Saved data entries
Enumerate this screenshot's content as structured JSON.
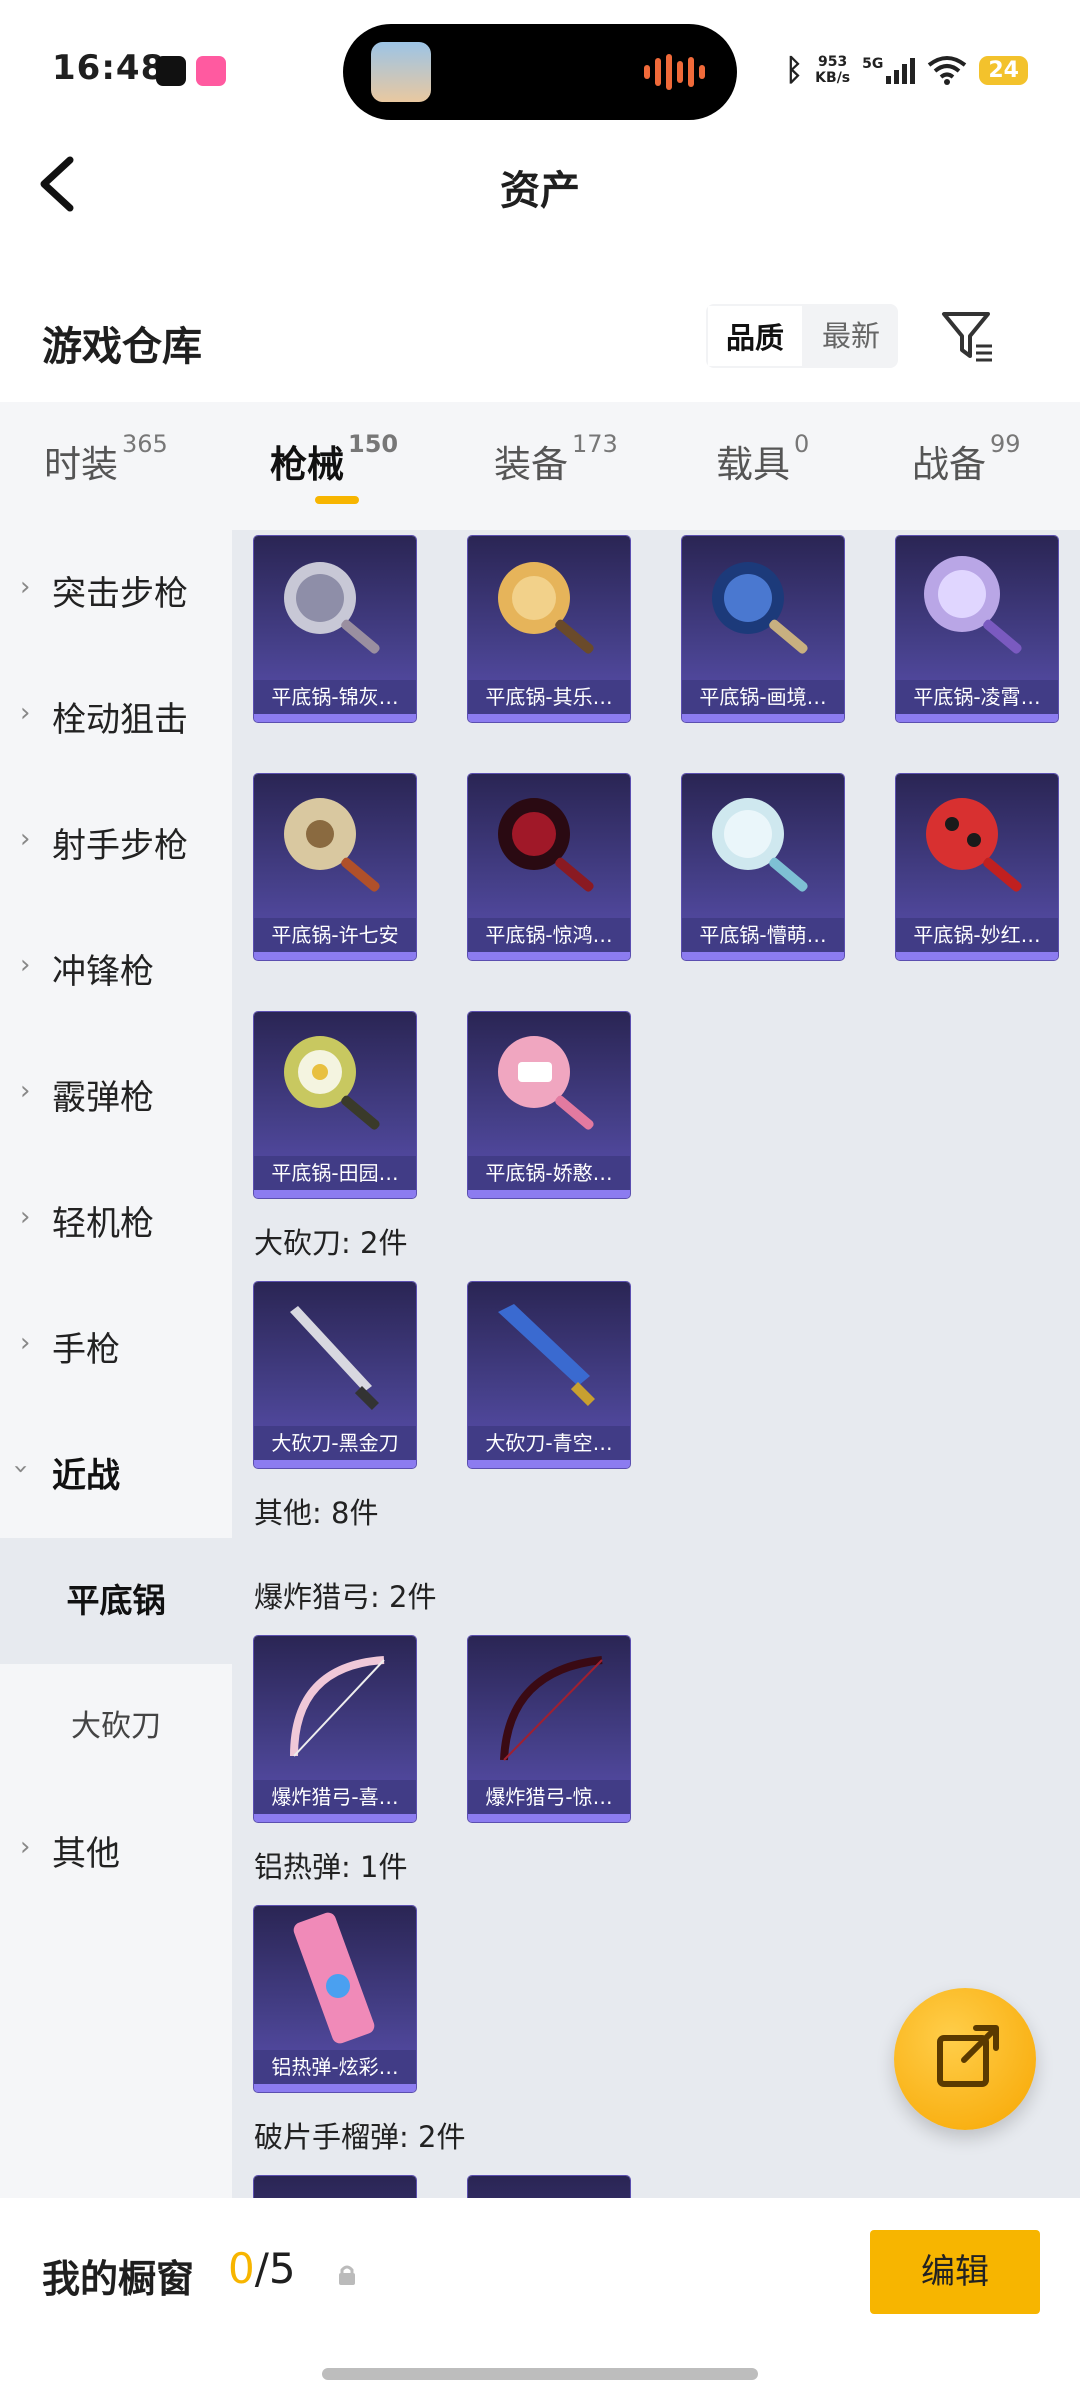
{
  "status": {
    "time": "16:48",
    "net_speed": "953",
    "net_unit": "KB/s",
    "signal": "5G",
    "battery": "24"
  },
  "header": {
    "title": "资产"
  },
  "section": {
    "title": "游戏仓库",
    "sort_quality": "品质",
    "sort_newest": "最新"
  },
  "tabs": [
    {
      "label": "时装",
      "count": "365"
    },
    {
      "label": "枪械",
      "count": "150"
    },
    {
      "label": "装备",
      "count": "173"
    },
    {
      "label": "载具",
      "count": "0"
    },
    {
      "label": "战备",
      "count": "99"
    }
  ],
  "sidebar": {
    "items": [
      "突击步枪",
      "栓动狙击",
      "射手步枪",
      "冲锋枪",
      "霰弹枪",
      "轻机枪",
      "手枪",
      "近战"
    ],
    "sub_active": "平底锅",
    "sub_other": "大砍刀",
    "other": "其他"
  },
  "items": {
    "pan": [
      "平底锅-锦灰…",
      "平底锅-其乐…",
      "平底锅-画境…",
      "平底锅-凌霄…",
      "平底锅-许七安",
      "平底锅-惊鸿…",
      "平底锅-懵萌…",
      "平底锅-妙红…",
      "平底锅-田园…",
      "平底锅-娇憨…"
    ],
    "machete_label": "大砍刀: 2件",
    "machete": [
      "大砍刀-黑金刀",
      "大砍刀-青空…"
    ],
    "other_label": "其他: 8件",
    "bow_label": "爆炸猎弓: 2件",
    "bow": [
      "爆炸猎弓-喜…",
      "爆炸猎弓-惊…"
    ],
    "thermite_label": "铝热弹: 1件",
    "thermite": [
      "铝热弹-炫彩…"
    ],
    "frag_label": "破片手榴弹: 2件"
  },
  "bottom": {
    "title": "我的橱窗",
    "count_current": "0",
    "count_total": "/5",
    "edit": "编辑"
  },
  "colors": {
    "accent": "#f7b500",
    "card_bg": "#46408a"
  }
}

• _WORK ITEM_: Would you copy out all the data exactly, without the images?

• _WRITTEN ANSWER_:
Enumerate this screenshot's content as structured JSON.
{
  "status": {
    "time": "16:48",
    "net_speed": "953",
    "net_unit": "KB/s",
    "signal": "5G",
    "battery": "24"
  },
  "header": {
    "title": "资产"
  },
  "section": {
    "title": "游戏仓库",
    "sort_quality": "品质",
    "sort_newest": "最新"
  },
  "tabs": [
    {
      "label": "时装",
      "count": "365"
    },
    {
      "label": "枪械",
      "count": "150"
    },
    {
      "label": "装备",
      "count": "173"
    },
    {
      "label": "载具",
      "count": "0"
    },
    {
      "label": "战备",
      "count": "99"
    }
  ],
  "sidebar": {
    "items": [
      "突击步枪",
      "栓动狙击",
      "射手步枪",
      "冲锋枪",
      "霰弹枪",
      "轻机枪",
      "手枪",
      "近战"
    ],
    "sub_active": "平底锅",
    "sub_other": "大砍刀",
    "other": "其他"
  },
  "items": {
    "pan": [
      "平底锅-锦灰…",
      "平底锅-其乐…",
      "平底锅-画境…",
      "平底锅-凌霄…",
      "平底锅-许七安",
      "平底锅-惊鸿…",
      "平底锅-懵萌…",
      "平底锅-妙红…",
      "平底锅-田园…",
      "平底锅-娇憨…"
    ],
    "machete_label": "大砍刀: 2件",
    "machete": [
      "大砍刀-黑金刀",
      "大砍刀-青空…"
    ],
    "other_label": "其他: 8件",
    "bow_label": "爆炸猎弓: 2件",
    "bow": [
      "爆炸猎弓-喜…",
      "爆炸猎弓-惊…"
    ],
    "thermite_label": "铝热弹: 1件",
    "thermite": [
      "铝热弹-炫彩…"
    ],
    "frag_label": "破片手榴弹: 2件"
  },
  "bottom": {
    "title": "我的橱窗",
    "count_current": "0",
    "count_total": "/5",
    "edit": "编辑"
  },
  "colors": {
    "accent": "#f7b500",
    "card_bg": "#46408a"
  }
}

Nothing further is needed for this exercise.